Let's say you're the tooth fairy.
First off, congratulations. I understand tooth fairy is a position of great importance. If you could re-visit my compensation claim from 1994, I'd appreciate it.
Now, in your first act as tooth fairy, assuming tooth fairies can do this, you wave your magic wand and transform me into Magic general manager Otis Smith.
Now you're the tooth fairy and I'm Smith.
In my first act as Smith, I hire three assistants.
The first assistant's job is to explore every possible trade option for Dwight Howard. He/she will do this night and day without cease until he/she finds what he/she believes is the best possible deal.
The second assistant does the exact same thing.
The third assistant's job is to tube-feed the first assistant, second assistant and me, Smith, as we compulsively commit ourselves to the above task.
Because the Orlando Magic must—wait, let's put that in all-CAPS—MUST do everything in their power to trade Dwight Howard as soon as they can.
Going by the recent history of superstar trade demands and their bloody outcomes, the Magic have no other choice.
The alarmist rhetoric comes on the heels of recent rumors that Smith may hold onto his All-Star center through the remainder of the season and risk losing him in free agency.
This from Kelly Dwyer of Ball Don't Lie:
"Stuck with precious little trading options for Dwight Howard, Smith and the Magic have decided to forge forward in the hopes that Howard sticks around this summer once he becomes a free agent, which is an incredibly risky move. "
Or as it's now known, the "Danny Ferry."
Should Dwyer's prediction come true, Orlando would meet the same fate the Cleveland Cavaliers met in 2009: a second-round playoff exit, a painful farewell and an elevator ride to the bottom of the league.
Unless Otis Smith wants to lose basketball games, he needs to trade Dwight Howard.
For a look at best practices in these matters, consider the tack Masai Ujiri and the Denver Nuggets took with Carmelo Anthony.
Denver shopped Anthony throughout the 2009-10 season, scouring the league for deals and using the public eye created by the process to play rivals off each other.
At one point, it appeared they had a deal in place with the New Jersey Nets before they pulled a last-second bait-and-switch and sent him to New York.
The process wore on coach George Karl and embittered sections of the fanbase, but it got Denver the pieces they needed to stay competitive.
Now, due in large part to the players they got for Anthony, Denver is 12-5 and has a strong case as the Western Conference's second best team.
New York is 6-10 and, in an ironic twist, jonesing for Dwight Howard.
At first glance, Denver's example seems to counter the contention that Orlando should pursue a trade right now.
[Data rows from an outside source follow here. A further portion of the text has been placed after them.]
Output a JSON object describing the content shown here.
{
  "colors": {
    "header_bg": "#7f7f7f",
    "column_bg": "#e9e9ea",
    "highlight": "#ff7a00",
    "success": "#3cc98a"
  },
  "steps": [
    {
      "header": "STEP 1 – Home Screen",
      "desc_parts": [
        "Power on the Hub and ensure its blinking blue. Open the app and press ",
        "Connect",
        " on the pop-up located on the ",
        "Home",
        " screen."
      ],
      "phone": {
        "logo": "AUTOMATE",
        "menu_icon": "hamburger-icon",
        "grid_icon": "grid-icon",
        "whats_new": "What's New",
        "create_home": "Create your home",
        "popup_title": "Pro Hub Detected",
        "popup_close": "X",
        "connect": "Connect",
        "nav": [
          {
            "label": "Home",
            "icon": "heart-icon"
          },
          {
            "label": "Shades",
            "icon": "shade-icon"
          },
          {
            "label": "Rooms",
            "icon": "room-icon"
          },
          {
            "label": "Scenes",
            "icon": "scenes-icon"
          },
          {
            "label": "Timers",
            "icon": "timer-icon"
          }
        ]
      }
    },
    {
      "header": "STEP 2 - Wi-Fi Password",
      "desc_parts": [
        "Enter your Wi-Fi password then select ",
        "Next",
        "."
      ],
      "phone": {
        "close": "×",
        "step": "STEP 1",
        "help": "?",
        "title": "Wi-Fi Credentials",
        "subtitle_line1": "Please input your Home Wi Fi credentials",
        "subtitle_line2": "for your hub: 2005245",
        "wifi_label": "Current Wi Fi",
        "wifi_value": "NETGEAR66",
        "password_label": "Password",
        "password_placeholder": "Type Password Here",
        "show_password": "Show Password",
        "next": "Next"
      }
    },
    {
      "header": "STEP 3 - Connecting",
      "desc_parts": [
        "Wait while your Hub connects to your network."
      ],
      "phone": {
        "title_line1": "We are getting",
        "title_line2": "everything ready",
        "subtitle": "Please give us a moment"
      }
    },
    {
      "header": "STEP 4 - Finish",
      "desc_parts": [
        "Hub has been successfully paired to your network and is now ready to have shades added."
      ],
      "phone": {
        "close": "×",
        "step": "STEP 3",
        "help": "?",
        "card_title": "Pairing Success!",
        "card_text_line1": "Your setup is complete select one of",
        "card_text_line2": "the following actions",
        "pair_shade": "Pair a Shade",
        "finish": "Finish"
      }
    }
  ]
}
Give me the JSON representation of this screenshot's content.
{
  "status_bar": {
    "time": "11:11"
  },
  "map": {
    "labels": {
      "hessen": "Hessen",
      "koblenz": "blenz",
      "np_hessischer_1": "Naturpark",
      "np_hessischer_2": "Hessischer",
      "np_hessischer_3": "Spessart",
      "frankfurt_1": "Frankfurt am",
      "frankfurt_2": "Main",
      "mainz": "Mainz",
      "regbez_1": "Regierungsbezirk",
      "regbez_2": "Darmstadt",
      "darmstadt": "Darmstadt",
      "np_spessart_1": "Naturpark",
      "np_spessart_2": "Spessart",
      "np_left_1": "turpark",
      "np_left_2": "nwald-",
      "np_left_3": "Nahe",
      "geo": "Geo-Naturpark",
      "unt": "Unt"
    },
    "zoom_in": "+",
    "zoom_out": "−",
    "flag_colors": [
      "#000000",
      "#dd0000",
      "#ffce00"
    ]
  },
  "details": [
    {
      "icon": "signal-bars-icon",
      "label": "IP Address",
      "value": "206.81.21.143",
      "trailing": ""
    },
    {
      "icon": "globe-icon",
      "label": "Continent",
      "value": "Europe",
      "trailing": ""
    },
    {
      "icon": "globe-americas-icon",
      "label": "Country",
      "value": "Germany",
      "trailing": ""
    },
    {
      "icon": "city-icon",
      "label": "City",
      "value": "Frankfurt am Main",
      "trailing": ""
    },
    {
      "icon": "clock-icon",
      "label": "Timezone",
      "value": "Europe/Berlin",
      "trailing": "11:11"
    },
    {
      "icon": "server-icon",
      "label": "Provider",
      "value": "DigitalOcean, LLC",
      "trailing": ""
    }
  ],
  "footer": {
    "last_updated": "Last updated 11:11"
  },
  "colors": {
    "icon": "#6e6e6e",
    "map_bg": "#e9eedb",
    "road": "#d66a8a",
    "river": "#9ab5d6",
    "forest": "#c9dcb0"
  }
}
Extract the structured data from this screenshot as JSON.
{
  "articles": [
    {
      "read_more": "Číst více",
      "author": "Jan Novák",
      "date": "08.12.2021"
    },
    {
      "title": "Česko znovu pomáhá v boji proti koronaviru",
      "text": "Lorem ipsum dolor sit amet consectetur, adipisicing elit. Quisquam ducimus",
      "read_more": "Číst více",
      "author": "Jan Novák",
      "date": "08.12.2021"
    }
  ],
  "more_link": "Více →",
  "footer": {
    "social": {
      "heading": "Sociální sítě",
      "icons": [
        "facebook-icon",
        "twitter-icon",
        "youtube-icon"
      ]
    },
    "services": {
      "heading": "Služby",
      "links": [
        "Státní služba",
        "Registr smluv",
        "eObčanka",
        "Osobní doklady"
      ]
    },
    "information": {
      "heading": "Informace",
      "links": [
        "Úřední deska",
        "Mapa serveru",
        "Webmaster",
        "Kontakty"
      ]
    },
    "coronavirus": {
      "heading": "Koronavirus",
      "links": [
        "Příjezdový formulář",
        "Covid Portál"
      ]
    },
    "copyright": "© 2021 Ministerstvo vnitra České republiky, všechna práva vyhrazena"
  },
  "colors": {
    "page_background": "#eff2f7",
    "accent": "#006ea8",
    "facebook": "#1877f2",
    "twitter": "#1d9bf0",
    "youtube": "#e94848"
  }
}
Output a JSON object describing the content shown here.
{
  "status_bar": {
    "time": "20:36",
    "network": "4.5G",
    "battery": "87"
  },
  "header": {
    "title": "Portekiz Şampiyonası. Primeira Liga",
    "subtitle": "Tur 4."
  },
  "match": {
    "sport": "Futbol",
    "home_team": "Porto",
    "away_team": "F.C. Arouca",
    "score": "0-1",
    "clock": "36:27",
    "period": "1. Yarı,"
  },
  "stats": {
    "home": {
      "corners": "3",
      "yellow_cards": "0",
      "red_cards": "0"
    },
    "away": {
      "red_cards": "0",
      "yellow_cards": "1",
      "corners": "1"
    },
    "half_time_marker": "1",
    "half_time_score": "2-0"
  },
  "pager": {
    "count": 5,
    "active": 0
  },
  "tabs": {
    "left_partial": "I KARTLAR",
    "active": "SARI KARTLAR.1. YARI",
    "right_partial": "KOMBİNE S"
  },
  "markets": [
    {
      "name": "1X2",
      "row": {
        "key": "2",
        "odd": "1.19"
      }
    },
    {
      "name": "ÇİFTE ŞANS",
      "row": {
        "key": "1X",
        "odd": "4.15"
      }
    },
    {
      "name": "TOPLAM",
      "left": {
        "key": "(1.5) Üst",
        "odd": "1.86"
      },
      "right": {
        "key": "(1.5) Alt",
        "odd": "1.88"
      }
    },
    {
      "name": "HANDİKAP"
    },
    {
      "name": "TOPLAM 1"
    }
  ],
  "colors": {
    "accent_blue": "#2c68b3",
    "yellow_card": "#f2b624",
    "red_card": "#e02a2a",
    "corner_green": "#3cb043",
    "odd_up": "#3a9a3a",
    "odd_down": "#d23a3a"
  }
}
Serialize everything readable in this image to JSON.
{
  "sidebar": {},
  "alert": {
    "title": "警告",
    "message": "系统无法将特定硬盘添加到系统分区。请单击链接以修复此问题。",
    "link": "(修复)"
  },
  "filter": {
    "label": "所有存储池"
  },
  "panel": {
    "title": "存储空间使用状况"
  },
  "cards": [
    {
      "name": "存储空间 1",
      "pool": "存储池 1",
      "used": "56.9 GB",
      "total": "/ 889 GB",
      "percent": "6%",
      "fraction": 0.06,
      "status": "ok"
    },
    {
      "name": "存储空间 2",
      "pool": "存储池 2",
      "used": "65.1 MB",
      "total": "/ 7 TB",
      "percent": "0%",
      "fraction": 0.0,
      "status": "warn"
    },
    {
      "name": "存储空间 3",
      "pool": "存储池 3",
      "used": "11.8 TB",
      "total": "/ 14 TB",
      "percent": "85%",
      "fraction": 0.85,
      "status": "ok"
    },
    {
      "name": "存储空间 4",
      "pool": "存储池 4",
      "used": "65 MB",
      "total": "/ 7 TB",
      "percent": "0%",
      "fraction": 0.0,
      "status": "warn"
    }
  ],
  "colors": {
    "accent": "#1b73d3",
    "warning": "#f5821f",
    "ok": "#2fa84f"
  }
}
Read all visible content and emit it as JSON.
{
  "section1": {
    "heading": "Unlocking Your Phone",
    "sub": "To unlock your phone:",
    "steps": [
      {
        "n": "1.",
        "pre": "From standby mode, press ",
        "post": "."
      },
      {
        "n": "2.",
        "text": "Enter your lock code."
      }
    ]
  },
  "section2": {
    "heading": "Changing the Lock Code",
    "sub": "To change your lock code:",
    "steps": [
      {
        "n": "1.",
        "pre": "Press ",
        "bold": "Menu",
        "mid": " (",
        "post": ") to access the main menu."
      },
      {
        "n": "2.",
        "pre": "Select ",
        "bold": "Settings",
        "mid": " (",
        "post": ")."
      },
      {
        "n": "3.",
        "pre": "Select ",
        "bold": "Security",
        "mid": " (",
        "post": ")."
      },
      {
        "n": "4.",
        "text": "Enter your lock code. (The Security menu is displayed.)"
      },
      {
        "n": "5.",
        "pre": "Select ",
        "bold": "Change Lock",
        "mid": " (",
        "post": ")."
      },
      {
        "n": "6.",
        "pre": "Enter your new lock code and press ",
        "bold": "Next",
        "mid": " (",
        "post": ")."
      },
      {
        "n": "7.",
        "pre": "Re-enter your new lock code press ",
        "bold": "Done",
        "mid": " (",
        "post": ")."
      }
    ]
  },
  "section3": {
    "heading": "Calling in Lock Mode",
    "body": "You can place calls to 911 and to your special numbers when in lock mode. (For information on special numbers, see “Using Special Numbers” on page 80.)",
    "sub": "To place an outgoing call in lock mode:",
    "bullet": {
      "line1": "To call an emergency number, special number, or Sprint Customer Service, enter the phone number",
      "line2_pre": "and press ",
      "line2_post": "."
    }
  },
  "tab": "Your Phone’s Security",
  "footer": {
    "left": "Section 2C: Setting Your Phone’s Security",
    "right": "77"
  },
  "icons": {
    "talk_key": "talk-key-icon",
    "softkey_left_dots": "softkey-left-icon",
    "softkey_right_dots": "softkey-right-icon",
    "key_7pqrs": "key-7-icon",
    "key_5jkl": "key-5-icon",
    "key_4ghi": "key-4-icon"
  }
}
After all, Denver didn't consummate the Anthony trade until moments before the NBA's trade deadline.
But that's merely the surface result, the rote outcome of a process that started early and maintained an aggressive tone throughout.
Ujiri made it clear from the outset that he wanted to trade Carmelo Anthony, that he would trade Carmelo Anthony and that suitors should get on line.
The Denver front office was so forthright in their intentions and public in their presentation that Nets owner Mikhail Prokhorov threatened to pull his team from the sweepstakes because he felt the media attention harmed his team's on-court performance.
Of course, Prokhorov was lying, and the stunt only further stoked speculation swirling around Anthony's fate.
All of the build-up played into Denver's hands, and in netted the Nuggets an impressive quartet of young players in exchange for a score-first forward who had won just two playoff series in his NBA career.
Looking back, it seems absurd that New York would give up that much for a player so one-dimensional, but the sacrifice matched the hype.
Compare that to what Otis Smith has done in Orlando.
He's wavered. He's demurred. He's surrendered to the the hope that the Magic might somehow keep Howard, go on a remarkable playoff run and convince the center to stay using that momentum in place of cultural capital.
In short, he's pandering to the emotional interests of the fans and keeping his ass off the line.
The Cavaliers proved that strategy doesn't work. It may make a villain of your superstar, but it won't make your team any better.
I'm not suggesting Otis Smith trade Dwight Howard tomorrow for Josh Harrellson and a box of matches.
But Otis Smith should pursue a deal for Dwight Howard with the kind of urgency that says, "I could trade him tomorrow."
The only alternative is to pretend like none of this is happening—to ignore reality and replace with the most convenient, appealing logic available.
But that would be like believing in the tooth fairy.